- _Your task_
Could the data below be copied out in full, word for word?

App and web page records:
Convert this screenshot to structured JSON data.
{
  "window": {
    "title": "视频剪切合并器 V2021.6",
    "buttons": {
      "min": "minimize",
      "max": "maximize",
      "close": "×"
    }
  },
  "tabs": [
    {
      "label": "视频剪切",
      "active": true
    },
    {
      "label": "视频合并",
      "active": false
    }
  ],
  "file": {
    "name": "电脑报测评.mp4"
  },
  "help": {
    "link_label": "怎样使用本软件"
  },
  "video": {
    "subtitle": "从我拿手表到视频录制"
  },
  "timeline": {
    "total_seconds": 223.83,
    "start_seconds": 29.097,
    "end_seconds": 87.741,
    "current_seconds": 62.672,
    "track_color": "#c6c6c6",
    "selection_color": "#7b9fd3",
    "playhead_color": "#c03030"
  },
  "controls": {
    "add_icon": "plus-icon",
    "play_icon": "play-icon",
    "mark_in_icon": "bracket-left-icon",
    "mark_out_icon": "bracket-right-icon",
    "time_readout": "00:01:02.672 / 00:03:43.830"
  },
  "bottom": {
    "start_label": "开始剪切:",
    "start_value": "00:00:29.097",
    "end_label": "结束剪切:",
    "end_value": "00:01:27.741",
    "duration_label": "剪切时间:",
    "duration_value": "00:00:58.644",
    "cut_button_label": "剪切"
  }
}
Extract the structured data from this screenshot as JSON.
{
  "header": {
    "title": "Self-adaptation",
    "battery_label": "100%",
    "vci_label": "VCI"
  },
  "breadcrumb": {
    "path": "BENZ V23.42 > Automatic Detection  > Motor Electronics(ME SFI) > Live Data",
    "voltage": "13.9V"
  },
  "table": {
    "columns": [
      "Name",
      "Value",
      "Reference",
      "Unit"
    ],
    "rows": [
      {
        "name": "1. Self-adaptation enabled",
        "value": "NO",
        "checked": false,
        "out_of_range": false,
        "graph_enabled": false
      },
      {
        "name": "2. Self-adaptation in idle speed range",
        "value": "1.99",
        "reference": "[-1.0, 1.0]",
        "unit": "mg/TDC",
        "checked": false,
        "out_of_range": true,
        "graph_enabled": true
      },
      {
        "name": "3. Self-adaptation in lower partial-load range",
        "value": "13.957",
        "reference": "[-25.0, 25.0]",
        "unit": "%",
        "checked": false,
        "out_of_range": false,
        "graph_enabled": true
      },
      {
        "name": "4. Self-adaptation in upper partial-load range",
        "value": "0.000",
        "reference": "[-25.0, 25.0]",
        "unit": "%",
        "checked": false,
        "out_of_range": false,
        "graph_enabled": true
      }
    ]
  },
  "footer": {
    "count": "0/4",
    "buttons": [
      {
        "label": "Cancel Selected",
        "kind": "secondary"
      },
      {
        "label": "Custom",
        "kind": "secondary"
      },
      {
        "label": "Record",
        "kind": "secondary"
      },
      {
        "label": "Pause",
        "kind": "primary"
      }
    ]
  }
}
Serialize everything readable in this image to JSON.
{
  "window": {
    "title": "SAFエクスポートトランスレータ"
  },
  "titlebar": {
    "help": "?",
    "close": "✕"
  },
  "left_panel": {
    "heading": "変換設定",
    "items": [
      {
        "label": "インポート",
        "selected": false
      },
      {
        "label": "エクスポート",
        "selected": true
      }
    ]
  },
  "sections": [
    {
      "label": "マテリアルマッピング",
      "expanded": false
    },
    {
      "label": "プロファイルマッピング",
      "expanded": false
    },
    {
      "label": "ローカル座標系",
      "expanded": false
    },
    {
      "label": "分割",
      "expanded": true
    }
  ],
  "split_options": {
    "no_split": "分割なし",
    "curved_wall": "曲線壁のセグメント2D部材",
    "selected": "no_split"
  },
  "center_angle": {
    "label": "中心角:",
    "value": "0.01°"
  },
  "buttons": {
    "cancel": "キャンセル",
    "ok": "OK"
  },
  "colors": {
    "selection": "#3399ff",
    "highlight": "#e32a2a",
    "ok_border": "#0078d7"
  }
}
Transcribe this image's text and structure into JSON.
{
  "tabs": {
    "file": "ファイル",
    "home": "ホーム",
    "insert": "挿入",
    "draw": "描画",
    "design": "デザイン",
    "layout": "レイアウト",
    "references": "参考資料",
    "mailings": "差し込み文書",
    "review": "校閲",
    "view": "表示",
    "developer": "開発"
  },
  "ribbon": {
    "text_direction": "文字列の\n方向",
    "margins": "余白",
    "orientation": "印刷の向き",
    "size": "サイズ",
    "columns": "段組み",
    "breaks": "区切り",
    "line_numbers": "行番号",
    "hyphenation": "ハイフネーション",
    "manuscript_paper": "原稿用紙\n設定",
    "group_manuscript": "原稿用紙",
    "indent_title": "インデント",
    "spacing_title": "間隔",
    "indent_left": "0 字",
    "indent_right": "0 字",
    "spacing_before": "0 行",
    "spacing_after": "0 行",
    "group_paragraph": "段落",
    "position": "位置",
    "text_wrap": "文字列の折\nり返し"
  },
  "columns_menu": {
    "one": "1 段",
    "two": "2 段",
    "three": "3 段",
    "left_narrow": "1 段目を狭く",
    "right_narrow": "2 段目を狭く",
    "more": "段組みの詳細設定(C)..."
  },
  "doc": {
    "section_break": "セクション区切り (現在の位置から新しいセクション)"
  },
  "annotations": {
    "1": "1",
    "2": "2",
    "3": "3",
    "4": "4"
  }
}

- _Task result_
Convert this screenshot to structured JSON data.
{
  "window": {
    "title": "视频剪切合并器 V2021.6",
    "buttons": {
      "min": "minimize",
      "max": "maximize",
      "close": "×"
    }
  },
  "tabs": [
    {
      "label": "视频剪切",
      "active": true
    },
    {
      "label": "视频合并",
      "active": false
    }
  ],
  "file": {
    "name": "电脑报测评.mp4"
  },
  "help": {
    "link_label": "怎样使用本软件"
  },
  "video": {
    "subtitle": "从我拿手表到视频录制"
  },
  "timeline": {
    "total_seconds": 223.83,
    "start_seconds": 29.097,
    "end_seconds": 87.741,
    "current_seconds": 62.672,
    "track_color": "#c6c6c6",
    "selection_color": "#7b9fd3",
    "playhead_color": "#c03030"
  },
  "controls": {
    "add_icon": "plus-icon",
    "play_icon": "play-icon",
    "mark_in_icon": "bracket-left-icon",
    "mark_out_icon": "bracket-right-icon",
    "time_readout": "00:01:02.672 / 00:03:43.830"
  },
  "bottom": {
    "start_label": "开始剪切:",
    "start_value": "00:00:29.097",
    "end_label": "结束剪切:",
    "end_value": "00:01:27.741",
    "duration_label": "剪切时间:",
    "duration_value": "00:00:58.644",
    "cut_button_label": "剪切"
  }
}
Extract the structured data from this screenshot as JSON.
{
  "header": {
    "title": "Self-adaptation",
    "battery_label": "100%",
    "vci_label": "VCI"
  },
  "breadcrumb": {
    "path": "BENZ V23.42 > Automatic Detection  > Motor Electronics(ME SFI) > Live Data",
    "voltage": "13.9V"
  },
  "table": {
    "columns": [
      "Name",
      "Value",
      "Reference",
      "Unit"
    ],
    "rows": [
      {
        "name": "1. Self-adaptation enabled",
        "value": "NO",
        "checked": false,
        "out_of_range": false,
        "graph_enabled": false
      },
      {
        "name": "2. Self-adaptation in idle speed range",
        "value": "1.99",
        "reference": "[-1.0, 1.0]",
        "unit": "mg/TDC",
        "checked": false,
        "out_of_range": true,
        "graph_enabled": true
      },
      {
        "name": "3. Self-adaptation in lower partial-load range",
        "value": "13.957",
        "reference": "[-25.0, 25.0]",
        "unit": "%",
        "checked": false,
        "out_of_range": false,
        "graph_enabled": true
      },
      {
        "name": "4. Self-adaptation in upper partial-load range",
        "value": "0.000",
        "reference": "[-25.0, 25.0]",
        "unit": "%",
        "checked": false,
        "out_of_range": false,
        "graph_enabled": true
      }
    ]
  },
  "footer": {
    "count": "0/4",
    "buttons": [
      {
        "label": "Cancel Selected",
        "kind": "secondary"
      },
      {
        "label": "Custom",
        "kind": "secondary"
      },
      {
        "label": "Record",
        "kind": "secondary"
      },
      {
        "label": "Pause",
        "kind": "primary"
      }
    ]
  }
}
Serialize everything readable in this image to JSON.
{
  "window": {
    "title": "SAFエクスポートトランスレータ"
  },
  "titlebar": {
    "help": "?",
    "close": "✕"
  },
  "left_panel": {
    "heading": "変換設定",
    "items": [
      {
        "label": "インポート",
        "selected": false
      },
      {
        "label": "エクスポート",
        "selected": true
      }
    ]
  },
  "sections": [
    {
      "label": "マテリアルマッピング",
      "expanded": false
    },
    {
      "label": "プロファイルマッピング",
      "expanded": false
    },
    {
      "label": "ローカル座標系",
      "expanded": false
    },
    {
      "label": "分割",
      "expanded": true
    }
  ],
  "split_options": {
    "no_split": "分割なし",
    "curved_wall": "曲線壁のセグメント2D部材",
    "selected": "no_split"
  },
  "center_angle": {
    "label": "中心角:",
    "value": "0.01°"
  },
  "buttons": {
    "cancel": "キャンセル",
    "ok": "OK"
  },
  "colors": {
    "selection": "#3399ff",
    "highlight": "#e32a2a",
    "ok_border": "#0078d7"
  }
}
Transcribe this image's text and structure into JSON.
{
  "tabs": {
    "file": "ファイル",
    "home": "ホーム",
    "insert": "挿入",
    "draw": "描画",
    "design": "デザイン",
    "layout": "レイアウト",
    "references": "参考資料",
    "mailings": "差し込み文書",
    "review": "校閲",
    "view": "表示",
    "developer": "開発"
  },
  "ribbon": {
    "text_direction": "文字列の\n方向",
    "margins": "余白",
    "orientation": "印刷の向き",
    "size": "サイズ",
    "columns": "段組み",
    "breaks": "区切り",
    "line_numbers": "行番号",
    "hyphenation": "ハイフネーション",
    "manuscript_paper": "原稿用紙\n設定",
    "group_manuscript": "原稿用紙",
    "indent_title": "インデント",
    "spacing_title": "間隔",
    "indent_left": "0 字",
    "indent_right": "0 字",
    "spacing_before": "0 行",
    "spacing_after": "0 行",
    "group_paragraph": "段落",
    "position": "位置",
    "text_wrap": "文字列の折\nり返し"
  },
  "columns_menu": {
    "one": "1 段",
    "two": "2 段",
    "three": "3 段",
    "left_narrow": "1 段目を狭く",
    "right_narrow": "2 段目を狭く",
    "more": "段組みの詳細設定(C)..."
  },
  "doc": {
    "section_break": "セクション区切り (現在の位置から新しいセクション)"
  },
  "annotations": {
    "1": "1",
    "2": "2",
    "3": "3",
    "4": "4"
  }
}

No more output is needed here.